The titular gardener functions as a symbol of Christ, as well as the Christian message of redemption. Helen Turrell meets the gardener in a war cemetery, where she has come to visit the grave of her son, Michael, who has died in World War I. As the story explains, Michael is really Helen’s illegitimate son, but she raised him as her “nephew” for the sake of propriety. Helen meets this man, who she assumes to be the gardener, in the cemetery while she is lost among the graves. His compassion and instant understanding of her secret (even though she carefully and specifically introduces herself to him as Michael’s aunt) symbolize Christ’s forgiveness as part of the Christian message. This man tells Helen that he will “show her where her son lies,” swiftly unearthing her secret and freeing her of the burden of having to pretend to be the boy’s aunt. The gardener’s words also symbolize eternal life after death and the reunion of separated loved ones through the promise of Heaven.
The fact that the man is described as a gardener is also symbolic of Mary Magdalene’s meeting with Christ in the biblical story of Christ’s Resurrection in the Book of John. While looking for Christ’s body outside the tomb in which he has been buried, Mary Magdalene meets a man whom she thinks is the gardener, but is really the resurrected Jesus. She asks the man to help her find Christ’s body, just as Helen asks the gardener in the cemetery to help her find Michael’s grave. The idea of the man being a gardener in Kipling’s story is also symbolic of Christ caring for human souls just as the gardener in the story is tending to the “young plants” in the graveyard. Christ’s compassion towards Helen, despite his knowledge of her secret, demonstrates the potential for forgiveness in the Christian message and the image of the “young plants” suggest rejuvenation, or new life after death, after World War I.
The Gardener Quotes in The Gardener
Helen, presently, found herself pulling down the house-blinds one after another with great care, and saying earnestly to each one: “Missing always means dead.” Then she took her place in the dreary procession that was impelled to go through a series of unprofitable emotions. The Rector, of course, preached hope and prophesized word, very soon, from a prison camp.
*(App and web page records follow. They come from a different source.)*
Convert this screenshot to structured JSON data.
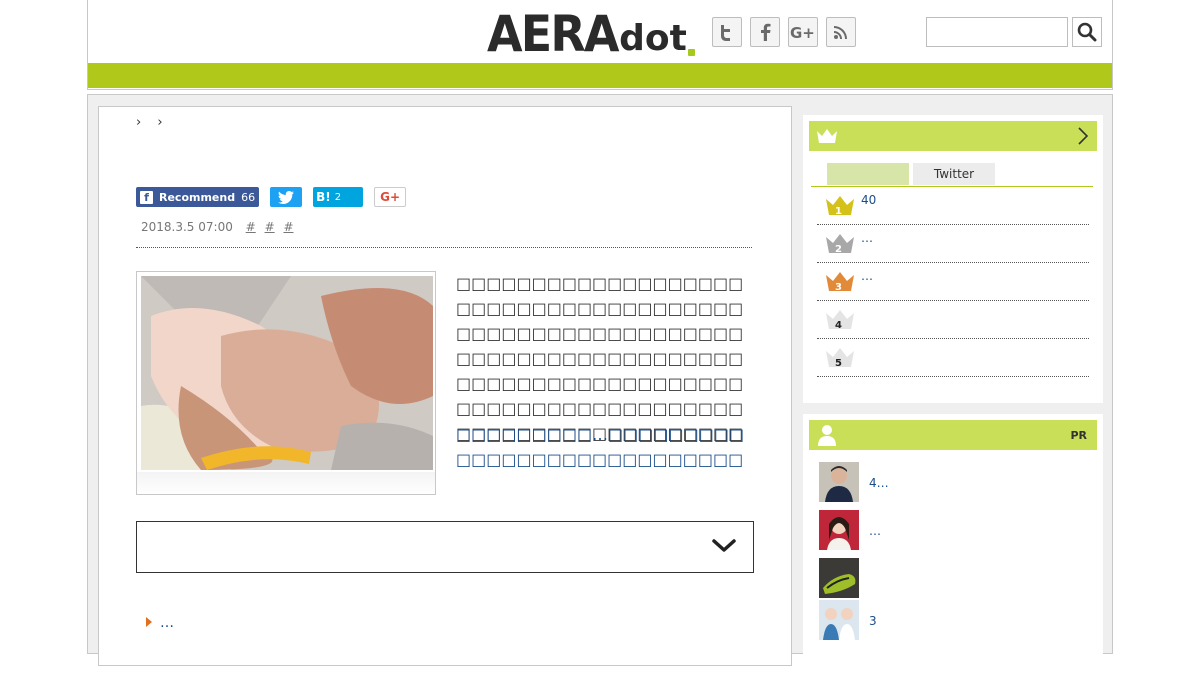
{
  "header": {
    "logo_main": "AERA",
    "logo_sub": "dot",
    "social": [
      {
        "name": "twitter-icon",
        "glyph": "t"
      },
      {
        "name": "facebook-icon",
        "glyph": "f"
      },
      {
        "name": "google-plus-icon",
        "glyph": "G+"
      },
      {
        "name": "rss-icon",
        "glyph": "rss"
      }
    ],
    "search_placeholder": "",
    "accent_color": "#afc81a"
  },
  "article": {
    "breadcrumb": "› ›",
    "share": {
      "facebook_label": "Recommend",
      "facebook_count": "66",
      "hatena_label": "B!",
      "hatena_count": "2",
      "gplus_label": "G+"
    },
    "date": "2018.3.5 07:00",
    "tags": [
      "#",
      "#",
      "#"
    ],
    "body_text": "□□□□□□□□□□□□□□□□□□□□□□□□□□□□□□□□□□□□□□□□□□□□□□□□□□□□□□□□□□□□□□□□□□□□□□□□□□□□□□□□□□□□□□□□□□□□□□□□□□□□□□□□□□□□□□□□□□□□□□□□□□□□□□□□□□□□□",
    "body_link": "□□□□□□□□□…□□□□□□□□□□□□□□□□□□□□□□□□□□□□",
    "related_link": "…"
  },
  "sidebar": {
    "ranking": {
      "tabs": [
        "",
        "Twitter"
      ],
      "items": [
        {
          "rank": "1",
          "text": "40",
          "color": "#d4c21a"
        },
        {
          "rank": "2",
          "text": "…",
          "color": "#a8a8a8"
        },
        {
          "rank": "3",
          "text": "…",
          "color": "#e08a3a"
        },
        {
          "rank": "4",
          "text": "",
          "color": "#d8d8d8"
        },
        {
          "rank": "5",
          "text": "",
          "color": "#d8d8d8"
        }
      ]
    },
    "pr": {
      "label": "PR",
      "items": [
        {
          "text": "4…"
        },
        {
          "text": "…"
        },
        {
          "text": ""
        },
        {
          "text": "3"
        }
      ]
    }
  }
}
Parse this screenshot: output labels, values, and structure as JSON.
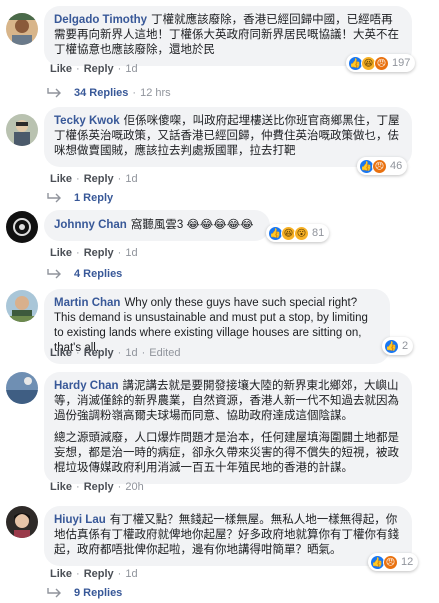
{
  "comments": [
    {
      "name": "Delgado Timothy",
      "text": "丁權就應該廢除，香港已經回歸中國，已經唔再需要再向新界人這地！丁權係大英政府同新界居民嘅協議！大英不在丁權協意也應該廢除，還地於民",
      "actions": {
        "like": "Like",
        "reply": "Reply",
        "time": "1d"
      },
      "reactions": {
        "icons": [
          "like-icon",
          "haha-icon",
          "angry-icon"
        ],
        "count": "197"
      },
      "replies": {
        "label": "34 Replies",
        "time": "12 hrs"
      }
    },
    {
      "name": "Tecky Kwok",
      "text": "佢係咪傻㗎，叫政府起埋樓送比你班官商鄉黑住，丁屋丁權係英治嘅政策，又話香港已經回歸，仲費住英治嘅政策做乜，佉咪想做賣國賊，應該拉去判處叛國罪，拉去打靶",
      "actions": {
        "like": "Like",
        "reply": "Reply",
        "time": "1d"
      },
      "reactions": {
        "icons": [
          "like-icon",
          "angry-icon"
        ],
        "count": "46"
      },
      "replies": {
        "label": "1 Reply",
        "time": ""
      }
    },
    {
      "name": "Johnny Chan",
      "text": "窩聽風雲3 😂😂😂😂😂",
      "actions": {
        "like": "Like",
        "reply": "Reply",
        "time": "1d"
      },
      "reactions": {
        "icons": [
          "like-icon",
          "haha-icon",
          "wow-icon"
        ],
        "count": "81"
      },
      "replies": {
        "label": "4 Replies",
        "time": ""
      }
    },
    {
      "name": "Martin Chan",
      "text": "Why only these guys have such special right? This demand is unsustainable and must put a stop, by limiting to existing lands where existing village houses are sitting on, that's all.",
      "actions": {
        "like": "Like",
        "reply": "Reply",
        "time": "1d",
        "edited": "Edited"
      },
      "reactions": {
        "icons": [
          "like-icon"
        ],
        "count": "2"
      }
    },
    {
      "name": "Hardy Chan",
      "paragraphs": [
        "講泥講去就是要開發接壤大陸的新界東北鄉郊，大嶼山等，消滅僅餘的新界農業，自然資源，香港人新一代不知過去就因為過份強調粉嶺高爾夫球場而同意、協助政府達成這個陰謀。",
        "總之源頭減廢，人口爆炸問題才是治本，任何建屋填海圍闢土地都是妄想，都是治一時的病症，卻永久帶來災害的得不償失的短視，被政棍垃圾傳媒政府利用消滅一百五十年殖民地的香港的計謀。"
      ],
      "actions": {
        "like": "Like",
        "reply": "Reply",
        "time": "20h"
      }
    },
    {
      "name": "Hiuyi Lau",
      "text": "有丁權又點？無錢起一樣無屋。無私人地一樣無得起，你地估真係有丁權政府就俾地你起屋？好多政府地就算你有丁權你有錢起，政府都唔批俾你起啦，邊有你地講得咁簡單？晒氣。",
      "actions": {
        "like": "Like",
        "reply": "Reply",
        "time": "1d"
      },
      "reactions": {
        "icons": [
          "like-icon",
          "angry-icon"
        ],
        "count": "12"
      },
      "replies": {
        "label": "9 Replies",
        "time": ""
      }
    }
  ],
  "colors": {
    "name": "#385898",
    "bubble": "#f2f3f5",
    "meta": "#90949c",
    "like": "#1877f2",
    "haha": "#f7b125",
    "angry": "#e9710f"
  }
}
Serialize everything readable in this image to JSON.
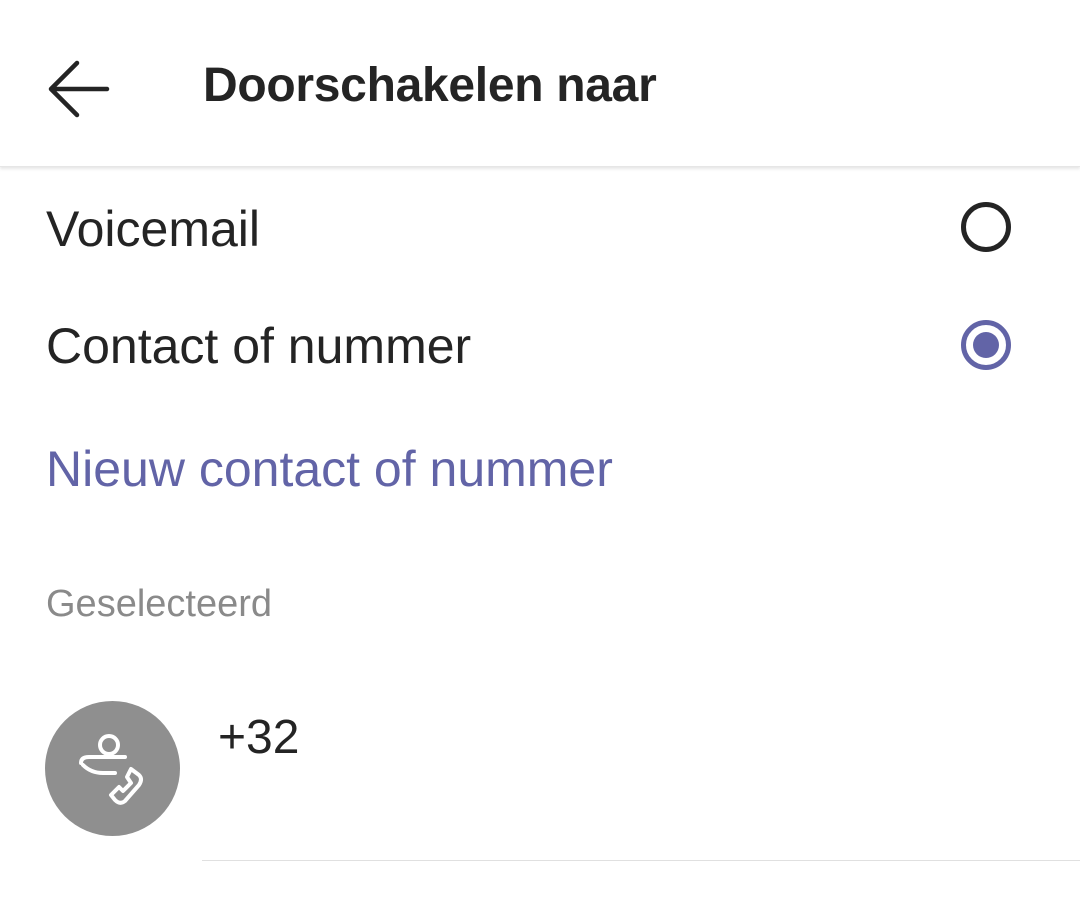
{
  "header": {
    "title": "Doorschakelen naar",
    "back_icon": "arrow-left-icon"
  },
  "options": [
    {
      "label": "Voicemail",
      "selected": false
    },
    {
      "label": "Contact of nummer",
      "selected": true
    }
  ],
  "new_contact_link": "Nieuw contact of nummer",
  "selected_section": {
    "header": "Geselecteerd",
    "item": {
      "number": "+32",
      "avatar_icon": "person-phone-icon"
    }
  },
  "colors": {
    "accent": "#6264a7",
    "text": "#242424",
    "muted": "#8a8a8a",
    "avatar_bg": "#8f8f8f"
  }
}
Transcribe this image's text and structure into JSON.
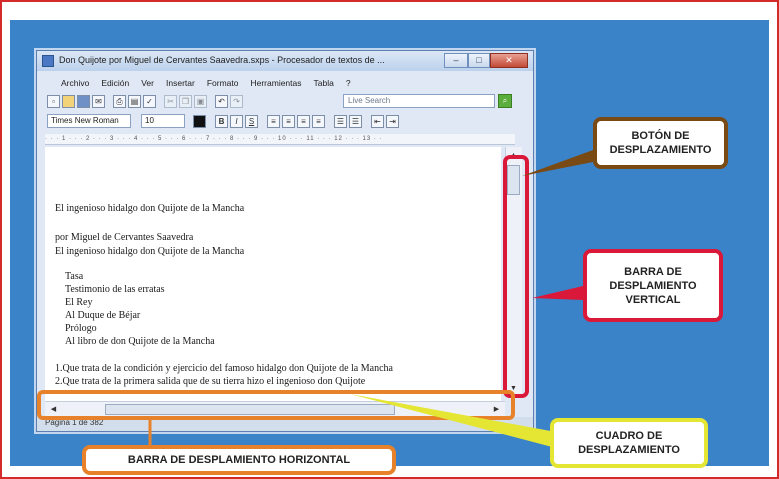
{
  "window": {
    "title": "Don Quijote por Miguel de Cervantes Saavedra.sxps - Procesador de textos de ...",
    "buttons": {
      "minimize": "‒",
      "maximize": "□",
      "close": "✕"
    }
  },
  "menu": [
    "Archivo",
    "Edición",
    "Ver",
    "Insertar",
    "Formato",
    "Herramientas",
    "Tabla",
    "?"
  ],
  "toolbar": {
    "search_placeholder": "Live Search",
    "icons": [
      "new-document-icon",
      "open-folder-icon",
      "save-icon",
      "email-icon",
      "print-icon",
      "print-preview-icon",
      "spellcheck-icon",
      "cut-icon",
      "copy-icon",
      "paste-icon",
      "undo-icon",
      "redo-icon"
    ]
  },
  "format": {
    "font": "Times New Roman",
    "size": "10"
  },
  "ruler": "· · · 1 · · · 2 · · · 3 · · · 4 · · · 5 · · · 6 · · · 7 · · · 8 · · · 9 · · · 10 · · · 11 · · · 12 · · · 13 · ·",
  "document": {
    "lines": [
      "El ingenioso hidalgo don Quijote de la Mancha",
      "por Miguel de Cervantes Saavedra",
      "El ingenioso hidalgo don Quijote de la Mancha",
      "Tasa",
      "Testimonio de las erratas",
      "El Rey",
      "Al Duque de Béjar",
      "Prólogo",
      "Al libro de don Quijote de la Mancha",
      "1.Que trata de la condición y ejercicio del famoso hidalgo don Quijote de la Mancha",
      "2.Que trata de la primera salida que de su tierra hizo el ingenioso don Quijote"
    ]
  },
  "status": "Página 1 de 382",
  "callouts": {
    "boton": "BOTÓN DE\nDESPLAZAMIENTO",
    "barra_vertical": "BARRA DE\nDESPLAMIENTO\nVERTICAL",
    "cuadro": "CUADRO DE\nDESPLAZAMIENTO",
    "barra_horizontal": "BARRA DE DESPLAMIENTO HORIZONTAL"
  },
  "colors": {
    "frame": "#d42a2a",
    "background": "#3a83c8",
    "vertical_highlight": "#d9183a",
    "horizontal_highlight": "#e7822a",
    "boton_border": "#7a4a15",
    "cuadro_border": "#e4e633"
  }
}
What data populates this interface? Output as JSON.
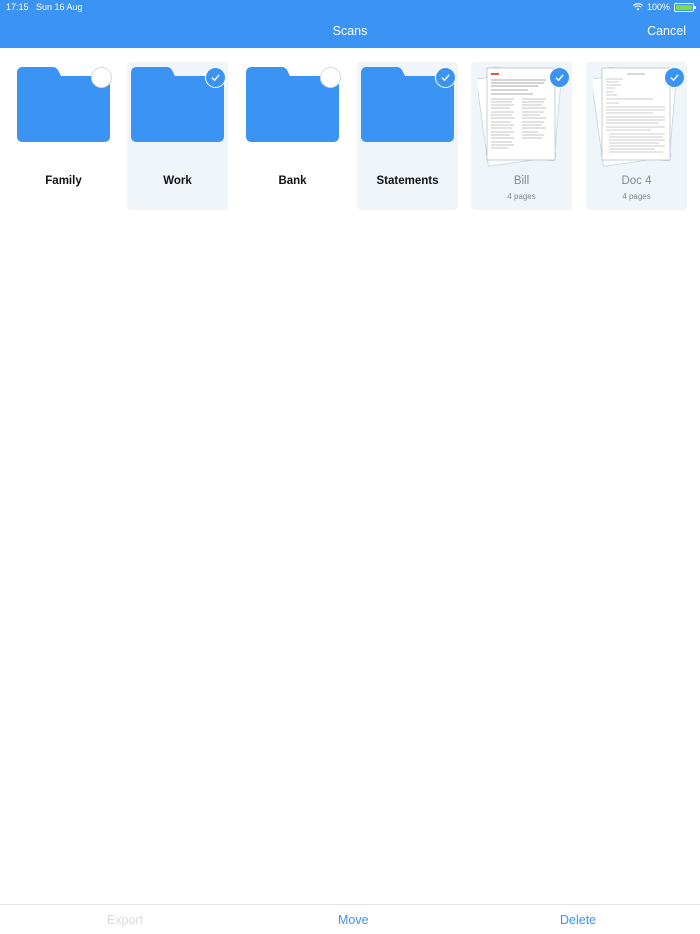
{
  "status_bar": {
    "time": "17:15",
    "date": "Sun 16 Aug",
    "battery": "100%"
  },
  "header": {
    "title": "Scans",
    "cancel_label": "Cancel"
  },
  "items": [
    {
      "kind": "folder",
      "label": "Family",
      "selected": false
    },
    {
      "kind": "folder",
      "label": "Work",
      "selected": true
    },
    {
      "kind": "folder",
      "label": "Bank",
      "selected": false
    },
    {
      "kind": "folder",
      "label": "Statements",
      "selected": true
    },
    {
      "kind": "document",
      "label": "Bill",
      "pages": "4 pages",
      "selected": true
    },
    {
      "kind": "document",
      "label": "Doc 4",
      "pages": "4 pages",
      "selected": true
    }
  ],
  "toolbar": {
    "export_label": "Export",
    "move_label": "Move",
    "delete_label": "Delete"
  },
  "colors": {
    "accent": "#3b93f3",
    "folder": "#3b93f3",
    "selected_bg": "#f0f5fa",
    "disabled_text": "#dcdcdc"
  }
}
Several friends too, told her perfectly truthful tales, but always about other women, to whom, after months and months of silence, their missing had been miraculously restored.
“Lieutenant Michael Turrell—my nephew,” said Helen slowly and word for word, as she had many thousands of times in her life. The man lifted his eyes and looked at her with infinite compassion before he turned from the fresh-sown toward the naked black crosses. “Come with me,” he said, “and I will show you where your son lies.”